Koreas hold fifth round of Kaesong industrial zone talks

SEOUL - North and South Korea began a fifth round of talks Monday on reopening a joint industrial complex, after previous meetings failed to agree on a framework for resuming operations.

Production at the Kaesong estate has been suspended since North Korea withdrew its 53,000 workers from the complex in April at the height of soaring military tensions with the South.

Working-level officials from both sides have already met four times this month to discuss the future of the complex, established in 2004 as a rare symbol of inter-Korean cooperation.

The talks have been dominated by mutual recrimination over the cause of the shutdown, and the unwillingness of either side to be seen to make any concession to get Kaesong running again.

Monday's fifth round was again held in Kaesong, which lies 10 kilometres inside North Korea and which, prior to its shutdown, hosted 123 South Korean companies.

"We will try our best to produce results that are acceptable to South Korean people," Kim Ki-Woong, the chief of the South's three-member delegation, said before crossing the border.

The South is insisting North Korea provide guarantees to prevent any repetition of what Seoul insists was the unilateral closure of Kaesong by Pyongyang.

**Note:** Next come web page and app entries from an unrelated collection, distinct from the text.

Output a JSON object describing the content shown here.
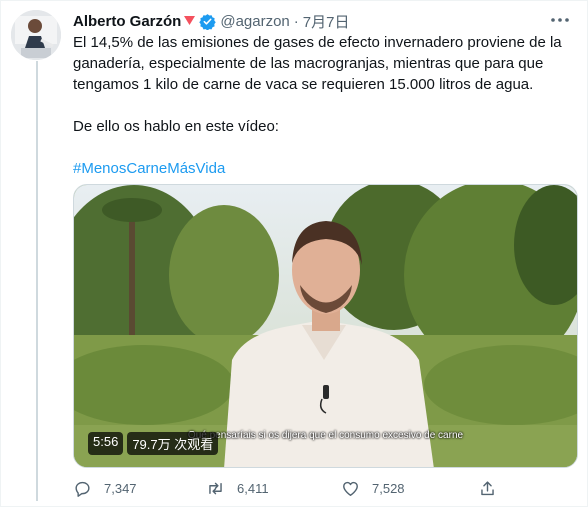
{
  "tweet": {
    "author": {
      "name": "Alberto Garzón",
      "handle": "@agarzon",
      "separator": "·",
      "date": "7月7日"
    },
    "lines": [
      "El 14,5% de las emisiones de gases de efecto invernadero proviene de la",
      "ganadería, especialmente de las macrogranjas, mientras que para que",
      "tengamos 1 kilo de carne de vaca se requieren 15.000 litros de agua."
    ],
    "line2": "De ello os hablo en este vídeo:",
    "hashtag": "#MenosCarneMásVida",
    "video": {
      "duration": "5:56",
      "views": "79.7万 次观看",
      "subtitle": "Qué pensaríais si os dijera que el consumo excesivo de carne"
    },
    "stats": {
      "replies": "7,347",
      "retweets": "6,411",
      "likes": "7,528"
    }
  },
  "colors": {
    "accent": "#1d9bf0",
    "muted": "#536471",
    "triangle": "#f4515e"
  }
}
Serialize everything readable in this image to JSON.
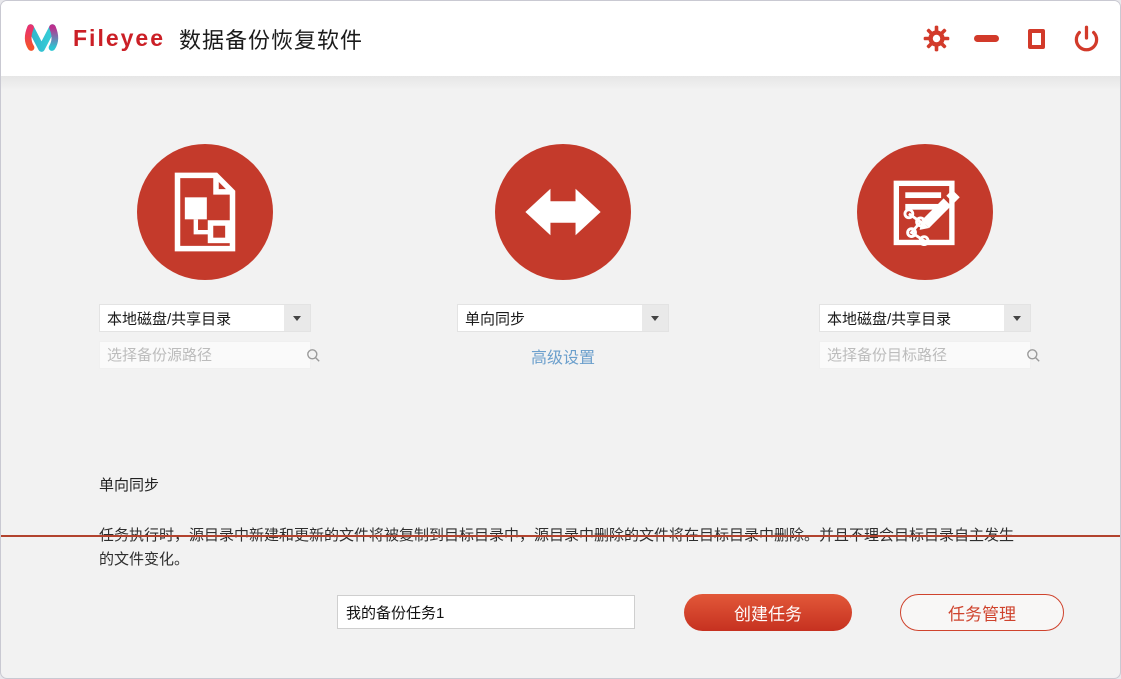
{
  "header": {
    "brand": "Fileyee",
    "app_title": "数据备份恢复软件"
  },
  "source": {
    "type_value": "本地磁盘/共享目录",
    "path_placeholder": "选择备份源路径"
  },
  "sync": {
    "mode_value": "单向同步",
    "advanced_label": "高级设置"
  },
  "target": {
    "type_value": "本地磁盘/共享目录",
    "path_placeholder": "选择备份目标路径"
  },
  "description": {
    "heading": "单向同步",
    "body": "任务执行时，源目录中新建和更新的文件将被复制到目标目录中，源目录中删除的文件将在目标目录中删除。并且不理会目标目录自主发生的文件变化。"
  },
  "footer": {
    "task_name_value": "我的备份任务1",
    "create_label": "创建任务",
    "manage_label": "任务管理"
  },
  "colors": {
    "accent_red": "#c43a2b",
    "titlebar_icon_red": "#d23a2a",
    "divider_red": "#b2432e",
    "link_blue": "#6b9fcc",
    "background": "#f2f2f2"
  }
}
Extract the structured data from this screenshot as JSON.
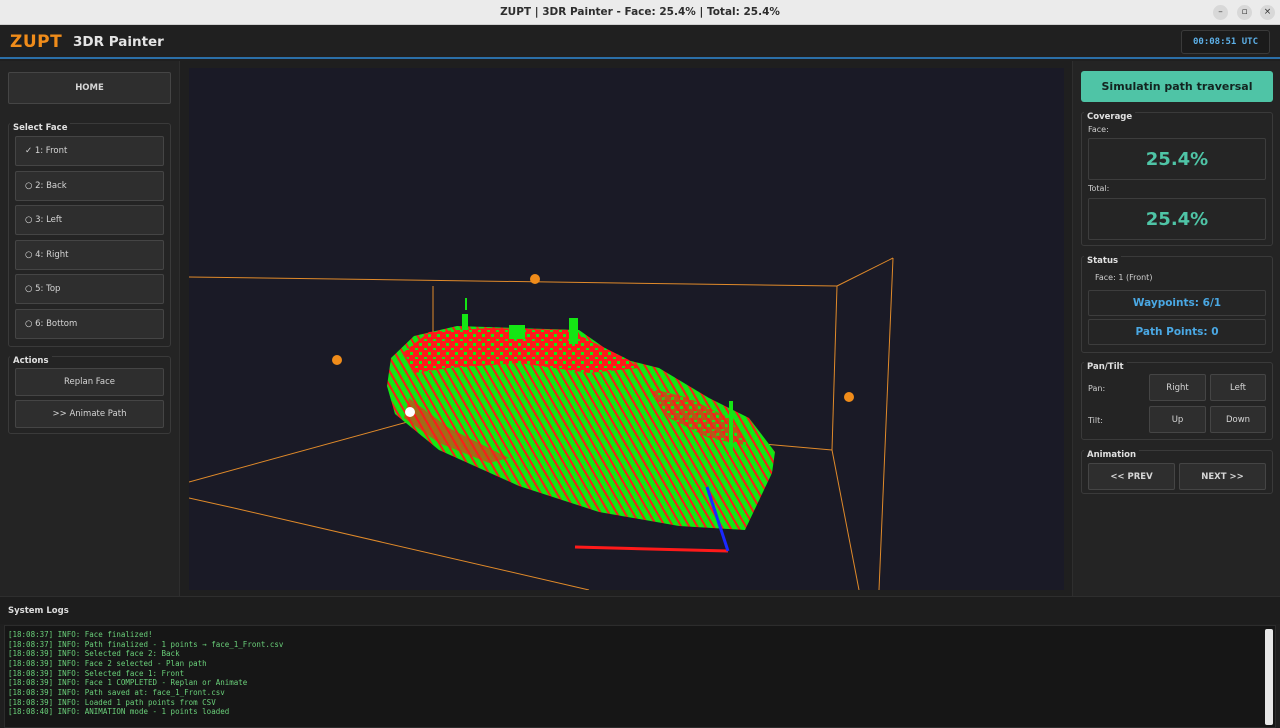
{
  "window": {
    "title": "ZUPT | 3DR Painter - Face: 25.4% | Total: 25.4%",
    "controls": {
      "minimize": "–",
      "restore": "▫",
      "close": "×"
    }
  },
  "header": {
    "logo": "ZUPT",
    "title": "3DR Painter",
    "clock": "00:08:51 UTC"
  },
  "left": {
    "home_label": "HOME",
    "select_face_title": "Select Face",
    "faces": [
      "✓ 1: Front",
      "○ 2: Back",
      "○ 3: Left",
      "○ 4: Right",
      "○ 5: Top",
      "○ 6: Bottom"
    ],
    "actions_title": "Actions",
    "replan_label": "Replan Face",
    "animate_label": ">> Animate Path"
  },
  "right": {
    "primary_label": "Simulatin path traversal",
    "coverage_title": "Coverage",
    "face_label": "Face:",
    "face_value": "25.4%",
    "total_label": "Total:",
    "total_value": "25.4%",
    "status_title": "Status",
    "status_face": "Face: 1 (Front)",
    "waypoints": "Waypoints: 6/1",
    "path_points": "Path Points: 0",
    "pantilt_title": "Pan/Tilt",
    "pan_label": "Pan:",
    "tilt_label": "Tilt:",
    "right_label": "Right",
    "left_label": "Left",
    "up_label": "Up",
    "down_label": "Down",
    "animation_title": "Animation",
    "prev_label": "<< PREV",
    "next_label": "NEXT >>"
  },
  "logs": {
    "title": "System Logs",
    "lines": [
      "[18:08:37] INFO: Face finalized!",
      "[18:08:37] INFO: Path finalized - 1 points → face_1_Front.csv",
      "[18:08:39] INFO: Selected face 2: Back",
      "[18:08:39] INFO: Face 2 selected - Plan path",
      "[18:08:39] INFO: Selected face 1: Front",
      "[18:08:39] INFO: Face 1 COMPLETED - Replan or Animate",
      "[18:08:39] INFO: Path saved at: face_1_Front.csv",
      "[18:08:39] INFO: Loaded 1 path points from CSV",
      "[18:08:40] INFO: ANIMATION mode - 1 points loaded"
    ]
  },
  "colors": {
    "accent": "#4fc4a6",
    "brand": "#f08c1a",
    "info_blue": "#4aa8e4",
    "log_green": "#6ad07a",
    "painted": "#ff1a1a",
    "unpainted": "#14e614",
    "bbox": "#e08a2a"
  }
}
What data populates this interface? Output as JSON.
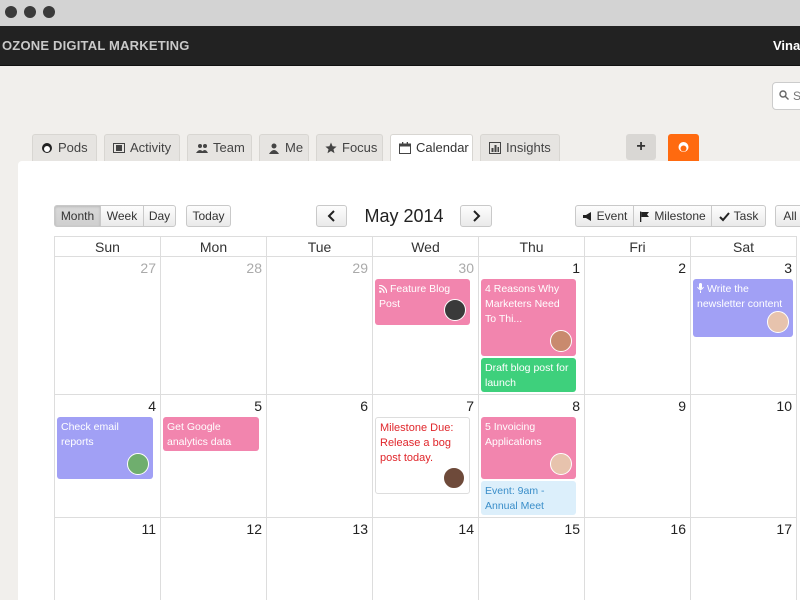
{
  "app": {
    "brand": "OZONE DIGITAL MARKETING",
    "user": "Vinay"
  },
  "search": {
    "placeholder": "S"
  },
  "tabs": [
    {
      "label": "Pods",
      "icon": "pods-icon"
    },
    {
      "label": "Activity",
      "icon": "film-icon"
    },
    {
      "label": "Team",
      "icon": "team-icon"
    },
    {
      "label": "Me",
      "icon": "user-icon"
    },
    {
      "label": "Focus",
      "icon": "star-icon"
    },
    {
      "label": "Calendar",
      "icon": "calendar-icon",
      "active": true
    },
    {
      "label": "Insights",
      "icon": "chart-icon"
    }
  ],
  "add_tab": "+",
  "toolbar": {
    "views": [
      "Month",
      "Week",
      "Day"
    ],
    "active_view": "Month",
    "today": "Today",
    "prev": "‹",
    "next": "›",
    "month_title": "May 2014",
    "actions": [
      "Event",
      "Milestone",
      "Task",
      "All"
    ]
  },
  "weekdays": [
    "Sun",
    "Mon",
    "Tue",
    "Wed",
    "Thu",
    "Fri",
    "Sat"
  ],
  "weeks": [
    [
      "27",
      "28",
      "29",
      "30",
      "1",
      "2",
      "3"
    ],
    [
      "4",
      "5",
      "6",
      "7",
      "8",
      "9",
      "10"
    ],
    [
      "11",
      "12",
      "13",
      "14",
      "15",
      "16",
      "17"
    ]
  ],
  "events": {
    "feature_blog": "Feature Blog Post",
    "reasons": "4 Reasons Why Marketers Need To Thi...",
    "draft": "Draft blog post for launch",
    "newsletter": "Write the newsletter content",
    "check_email": "Check email reports",
    "analytics": "Get Google analytics data",
    "milestone": "Milestone Due: Release a bog post today.",
    "invoicing": "5 Invoicing Applications",
    "annual": "Event: 9am - Annual Meet"
  },
  "colors": {
    "pink": "#f285ae",
    "green": "#3ed07c",
    "purple": "#a1a0f5",
    "orange": "#ff6a0f",
    "red": "#e0262b"
  }
}
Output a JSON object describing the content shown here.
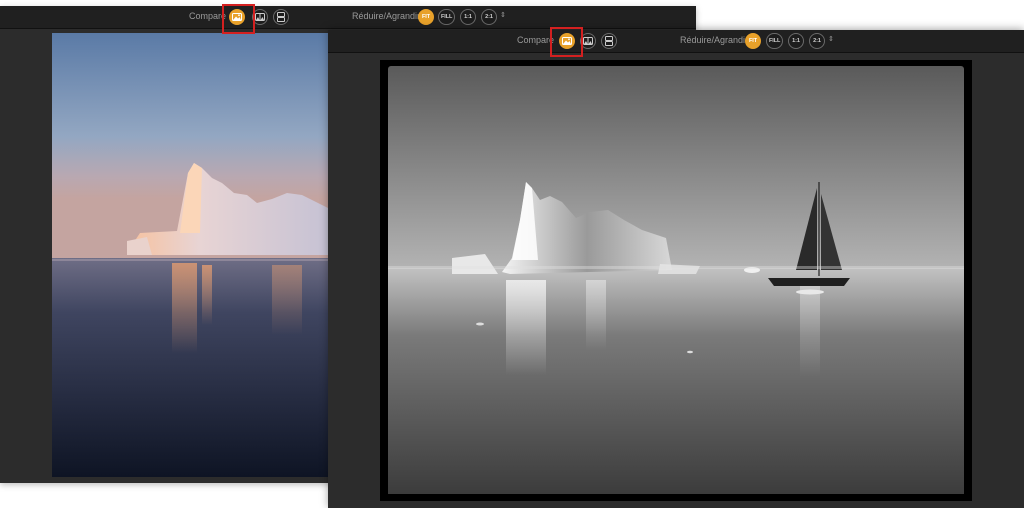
{
  "back_window": {
    "toolbar": {
      "compare_label": "Compare",
      "resize_label": "Réduire/Agrandir",
      "zoom_options": [
        "FIT",
        "FILL",
        "1:1",
        "2:1"
      ],
      "active_zoom": "FIT",
      "compare_modes": [
        "single-view-icon",
        "split-view-icon",
        "side-by-side-icon"
      ],
      "active_compare_mode": "single-view-icon"
    },
    "photo": {
      "kind": "color",
      "subject": "iceberg at sunset"
    }
  },
  "front_window": {
    "toolbar": {
      "compare_label": "Compare",
      "resize_label": "Réduire/Agrandir",
      "zoom_options": [
        "FIT",
        "FILL",
        "1:1",
        "2:1"
      ],
      "active_zoom": "FIT",
      "compare_modes": [
        "single-view-icon",
        "split-view-icon",
        "side-by-side-icon"
      ],
      "active_compare_mode": "single-view-icon"
    },
    "photo": {
      "kind": "black-and-white",
      "subject": "iceberg with sailboat",
      "frame": "film border"
    }
  },
  "colors": {
    "accent": "#e8a12a",
    "highlight_box": "#d42020",
    "toolbar_bg": "#202020",
    "window_bg": "#2c2c2c"
  }
}
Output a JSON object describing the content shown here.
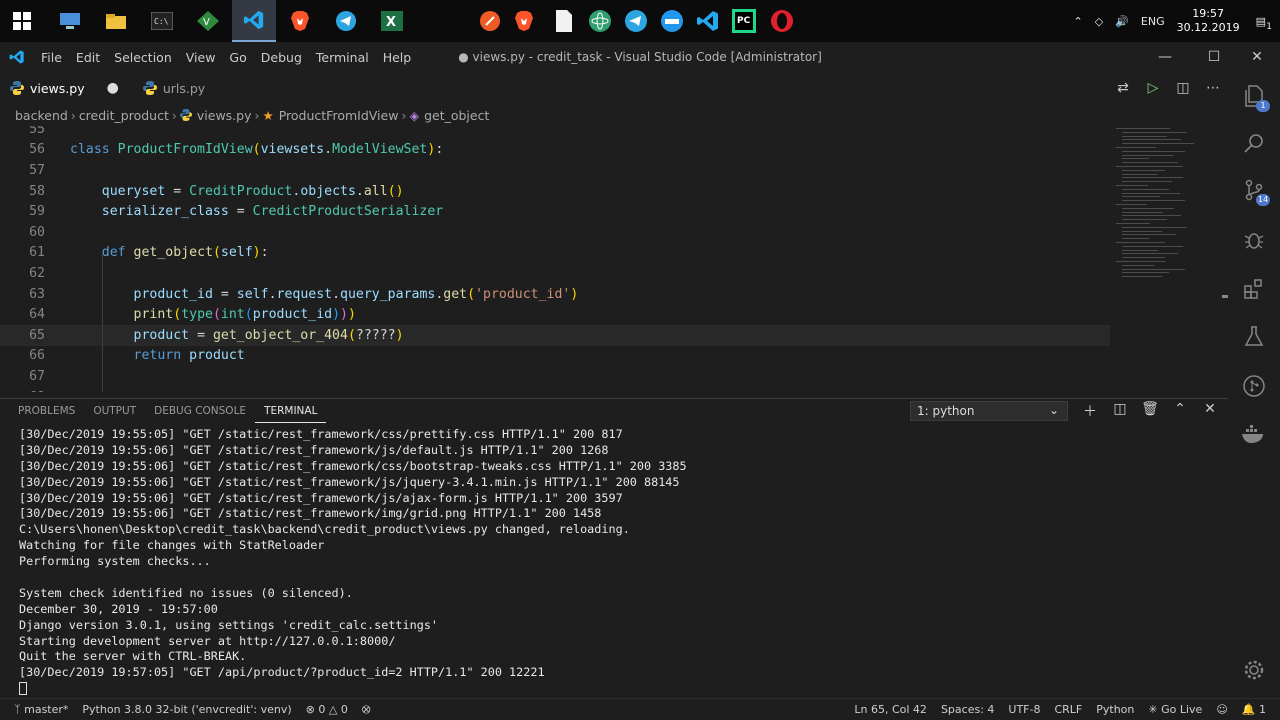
{
  "taskbar": {
    "language": "ENG",
    "time": "19:57",
    "date": "30.12.2019",
    "notifications_count": "1"
  },
  "titlebar": {
    "menu": [
      "File",
      "Edit",
      "Selection",
      "View",
      "Go",
      "Debug",
      "Terminal",
      "Help"
    ],
    "title": "● views.py - credit_task - Visual Studio Code [Administrator]"
  },
  "tabs": [
    {
      "label": "views.py",
      "active": true,
      "dirty": true
    },
    {
      "label": "urls.py",
      "active": false
    }
  ],
  "breadcrumb": [
    "backend",
    "credit_product",
    "views.py",
    "ProductFromIdView",
    "get_object"
  ],
  "editor": {
    "lines": [
      {
        "num": "55",
        "text": ""
      },
      {
        "num": "56",
        "text": "class ProductFromIdView(viewsets.ModelViewSet):"
      },
      {
        "num": "57",
        "text": ""
      },
      {
        "num": "58",
        "text": "    queryset = CreditProduct.objects.all()"
      },
      {
        "num": "59",
        "text": "    serializer_class = CredictProductSerializer"
      },
      {
        "num": "60",
        "text": ""
      },
      {
        "num": "61",
        "text": "    def get_object(self):"
      },
      {
        "num": "62",
        "text": ""
      },
      {
        "num": "63",
        "text": "        product_id = self.request.query_params.get('product_id')"
      },
      {
        "num": "64",
        "text": "        print(type(int(product_id)))"
      },
      {
        "num": "65",
        "text": "        product = get_object_or_404(?????)"
      },
      {
        "num": "66",
        "text": "        return product"
      },
      {
        "num": "67",
        "text": ""
      },
      {
        "num": "68",
        "text": ""
      }
    ]
  },
  "panel": {
    "tabs": [
      "PROBLEMS",
      "OUTPUT",
      "DEBUG CONSOLE",
      "TERMINAL"
    ],
    "active_tab": "TERMINAL",
    "terminal_select": "1: python",
    "terminal_lines": [
      "[30/Dec/2019 19:55:05] \"GET /static/rest_framework/css/prettify.css HTTP/1.1\" 200 817",
      "[30/Dec/2019 19:55:06] \"GET /static/rest_framework/js/default.js HTTP/1.1\" 200 1268",
      "[30/Dec/2019 19:55:06] \"GET /static/rest_framework/css/bootstrap-tweaks.css HTTP/1.1\" 200 3385",
      "[30/Dec/2019 19:55:06] \"GET /static/rest_framework/js/jquery-3.4.1.min.js HTTP/1.1\" 200 88145",
      "[30/Dec/2019 19:55:06] \"GET /static/rest_framework/js/ajax-form.js HTTP/1.1\" 200 3597",
      "[30/Dec/2019 19:55:06] \"GET /static/rest_framework/img/grid.png HTTP/1.1\" 200 1458",
      "C:\\Users\\honen\\Desktop\\credit_task\\backend\\credit_product\\views.py changed, reloading.",
      "Watching for file changes with StatReloader",
      "Performing system checks...",
      "",
      "System check identified no issues (0 silenced).",
      "December 30, 2019 - 19:57:00",
      "Django version 3.0.1, using settings 'credit_calc.settings'",
      "Starting development server at http://127.0.0.1:8000/",
      "Quit the server with CTRL-BREAK.",
      "[30/Dec/2019 19:57:05] \"GET /api/product/?product_id=2 HTTP/1.1\" 200 12221"
    ]
  },
  "activity": {
    "explorer_badge": "1",
    "scm_badge": "14"
  },
  "statusbar": {
    "branch": "master*",
    "interpreter": "Python 3.8.0 32-bit ('envcredit': venv)",
    "errors": "0",
    "warnings": "0",
    "position": "Ln 65, Col 42",
    "spaces": "Spaces: 4",
    "encoding": "UTF-8",
    "eol": "CRLF",
    "language": "Python",
    "golive": "Go Live",
    "notif": "1"
  },
  "colors": {
    "accent": "#007acc",
    "keyword": "#569cd6",
    "class": "#4ec9b0",
    "function": "#dcdcaa",
    "string": "#ce9178"
  }
}
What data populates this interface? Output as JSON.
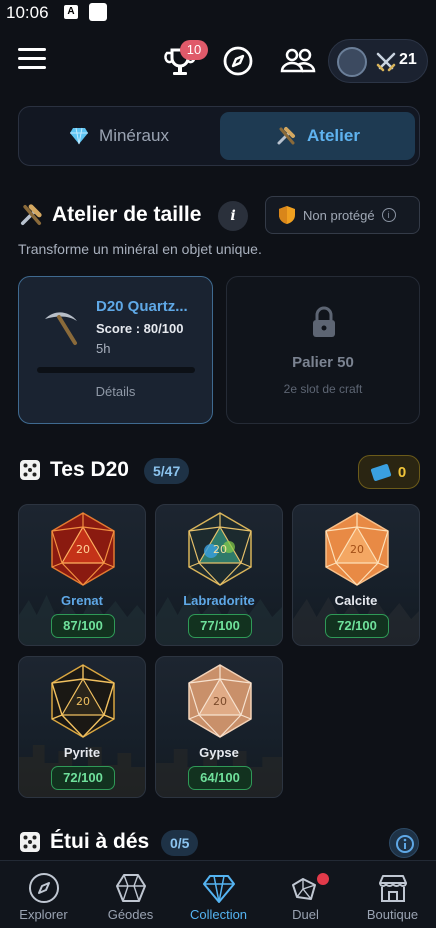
{
  "status_bar": {
    "time": "10:06",
    "icon_a": "A"
  },
  "header": {
    "menu_icon": "hamburger-icon",
    "trophy_badge": "10",
    "wallet_count": "21"
  },
  "tabs": [
    {
      "label": "Minéraux",
      "icon": "diamond-icon",
      "active": false
    },
    {
      "label": "Atelier",
      "icon": "tools-icon",
      "active": true
    }
  ],
  "atelier": {
    "title": "Atelier de taille",
    "info": "i",
    "protection": "Non protégé",
    "subtitle": "Transforme un minéral en objet unique.",
    "craft": {
      "name": "D20 Quartz...",
      "score": "Score : 80/100",
      "time": "5h",
      "progress": 0.0,
      "details": "Détails"
    },
    "locked": {
      "title": "Palier 50",
      "subtitle": "2e slot de craft"
    }
  },
  "d20": {
    "title": "Tes D20",
    "count": "5/47",
    "tickets": "0",
    "items": [
      {
        "name": "Grenat",
        "score": "87/100",
        "name_color": "#5fa8e6"
      },
      {
        "name": "Labradorite",
        "score": "77/100",
        "name_color": "#5fa8e6"
      },
      {
        "name": "Calcite",
        "score": "72/100",
        "name_color": "#e6e9ef"
      },
      {
        "name": "Pyrite",
        "score": "72/100",
        "name_color": "#e6e9ef"
      },
      {
        "name": "Gypse",
        "score": "64/100",
        "name_color": "#e6e9ef"
      }
    ]
  },
  "etui": {
    "title": "Étui à dés",
    "count": "0/5"
  },
  "bottom_nav": [
    {
      "label": "Explorer",
      "icon": "compass-icon",
      "active": false
    },
    {
      "label": "Géodes",
      "icon": "geode-icon",
      "active": false
    },
    {
      "label": "Collection",
      "icon": "gem-icon",
      "active": true
    },
    {
      "label": "Duel",
      "icon": "dice-icon",
      "active": false
    },
    {
      "label": "Boutique",
      "icon": "shop-icon",
      "active": false
    }
  ],
  "colors": {
    "accent": "#55b4f2",
    "score_green": "#6fe09b",
    "badge_red": "#e05a6a",
    "gold": "#f0c43a"
  }
}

The North says it was not responsible, arguing that its hand was forced by hostile South Korean actions and intimidation - in particular a series of joint military exercises with the United States.

After the fourth round of talks last Wednesday, Kim said there was "a big difference" between the parties on working out a legal framework to prevent a future closure.

The South has proposed allowing foreign firms to operate there in the apparent belief that it would make it more difficult for the North to shut down the complex at will.

North Korea wants an unconditional and early restart of operations, and both sides have accused the other of lacking sincerity in the negotiating process.

Born out of the "Sunshine Policy" of inter-Korean conciliation initiated in the late 1990s by South Korean president Kim Dae-Jung, Kaesong was a crucial hard currency source for the impoverished North through taxes and revenues, and its cut of worker wages.

The joint complex, which had survived previous inter-Korean crises, was the most high-profile casualty of two months of elevated tensions that followed a nuclear test by the North in February that sparked international condemnation.

The North initially barred South Korean access to the zone, and then pulled out its workers. Seoul withdrew the last of its nationals in early May.

South Korean managers say they have suffered production losses of around US$1 billion (S$1.27 billion), and have criticised North and South Korea for playing political football with their businesses.

Some have threatened to pull out of the complex permanently unless operations resume soon.

The discussions on Kaesong followed a failed attempt to initiate high-level talks in June as military tensions subsided.

The dialogue was cancelled at the last minute because of a row over protocol, with neither side able to agree on the levels of their chief delegates.